- Lab tests ordered [ Time Frame: one year ]Lab tests ordered is defined as the proportion of interactions in which the provider orders specific TB diagnostic tests (e.g. chest X-ray, sputum acid-fast bacillus (AFB) testing, GeneXpert) or other types of tests for the simulated patient. These details are extracted from an exit questionnaire that is completed by the SP within 2 hours of the interaction.
- Number of medicines [ Time Frame: one year ]Number of medicines is defined as the average number of medicines ordered per interaction. After each interaction, the SP purchases any medicines ordered by the provider.

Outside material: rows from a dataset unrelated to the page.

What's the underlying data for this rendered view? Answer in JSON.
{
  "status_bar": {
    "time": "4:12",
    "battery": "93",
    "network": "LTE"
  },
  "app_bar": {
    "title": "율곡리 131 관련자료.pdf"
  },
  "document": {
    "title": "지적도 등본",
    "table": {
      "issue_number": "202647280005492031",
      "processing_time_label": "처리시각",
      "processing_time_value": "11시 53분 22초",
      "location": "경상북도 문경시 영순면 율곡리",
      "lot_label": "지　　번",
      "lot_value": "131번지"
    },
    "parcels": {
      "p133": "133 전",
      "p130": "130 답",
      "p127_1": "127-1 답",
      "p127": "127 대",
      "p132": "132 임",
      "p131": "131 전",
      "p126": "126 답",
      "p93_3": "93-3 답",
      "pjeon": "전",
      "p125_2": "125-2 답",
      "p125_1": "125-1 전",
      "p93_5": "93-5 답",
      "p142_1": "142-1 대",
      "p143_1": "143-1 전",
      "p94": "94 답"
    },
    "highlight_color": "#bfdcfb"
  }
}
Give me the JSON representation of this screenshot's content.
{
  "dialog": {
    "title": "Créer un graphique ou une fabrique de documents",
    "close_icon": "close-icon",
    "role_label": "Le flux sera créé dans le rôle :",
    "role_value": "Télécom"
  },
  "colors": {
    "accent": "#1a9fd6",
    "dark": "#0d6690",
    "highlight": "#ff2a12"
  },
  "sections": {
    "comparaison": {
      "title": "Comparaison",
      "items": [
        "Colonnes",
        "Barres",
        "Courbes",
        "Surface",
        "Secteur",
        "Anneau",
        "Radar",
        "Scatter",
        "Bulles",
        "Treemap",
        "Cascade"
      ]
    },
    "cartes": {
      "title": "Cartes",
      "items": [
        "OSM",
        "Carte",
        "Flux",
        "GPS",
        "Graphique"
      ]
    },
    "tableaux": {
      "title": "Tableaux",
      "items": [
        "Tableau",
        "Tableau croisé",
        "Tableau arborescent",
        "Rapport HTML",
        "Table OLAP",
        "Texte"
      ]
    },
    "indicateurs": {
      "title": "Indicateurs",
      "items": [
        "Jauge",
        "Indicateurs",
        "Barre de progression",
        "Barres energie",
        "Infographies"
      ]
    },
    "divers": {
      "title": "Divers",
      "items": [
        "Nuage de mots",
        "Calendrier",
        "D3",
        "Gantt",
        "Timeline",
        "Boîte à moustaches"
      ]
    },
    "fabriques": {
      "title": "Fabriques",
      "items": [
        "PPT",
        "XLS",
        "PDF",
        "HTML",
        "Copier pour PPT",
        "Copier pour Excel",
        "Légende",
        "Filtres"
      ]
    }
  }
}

These details are collected on an exit questionnaire; active ingredients are investigated; and medicines are coded and categorized by two clinicians on the research team.
- Medicine type [ Time Frame: one year ]Medicine type is defined as the types of medicines ordered (e.g., antibiotics, steroids, fluoroquinolones, and others) during the simulated patient interactions. After each interaction, the SP purchases any medicines ordered by the provider. These details are collected on an exit questionnaire; active ingredients are investigated; and medicines are coded and categorized by two clinicians on the research team.
- Rates of case registration [ Time Frame: one year ]Rates of case registration is defined as the proportion of interactions in which providers who are networked in the PPIA program registers the simulated patient into the program. These details are extracted from an exit questionnaire that is completed by the SP within 2 hours of the interaction.
- Vouchers received [ Time Frame: one year ]Vouchers received is defined as the proportion of PPIA vouchers or referral coupons given to the simulated patient for any of the actions that could have resulted in a voucher or referral coupon only among providers who are in the PPIA program. These details are extracted from an exit questionnaire that is completed by the SP within 2 hours of the interaction.
- Patient costs [ Time Frame: one year ]Patient costs is defined as the average amount charged to the simulated patients by providers per interaction for the entire visit. These details are extracted from an exit questionnaire that is completed by the SP within 2 hours of the interaction.
- Consultation, medicine, and test costs to patients [ Time Frame: one year ]The outcome for consultation, medicine, and test costs to patients is defined as the average amount charged for consultation, medicines, and tests (if itemized) by providers per interaction. These details are extracted from an exit questionnaire that is completed by the SP within 2 hours of the interaction.
To learn more about this study, you or your doctor may contact the study research staff using the contact information provided by the sponsor.
Please refer to this study by its ClinicalTrials.gov identifier (NCT number): NCT02874755
|Principal Investigator:||Madhukar Pai, MD, PhD||McGill University|
|Principal Investigator:||Jishnu Das, PhD||World Bank|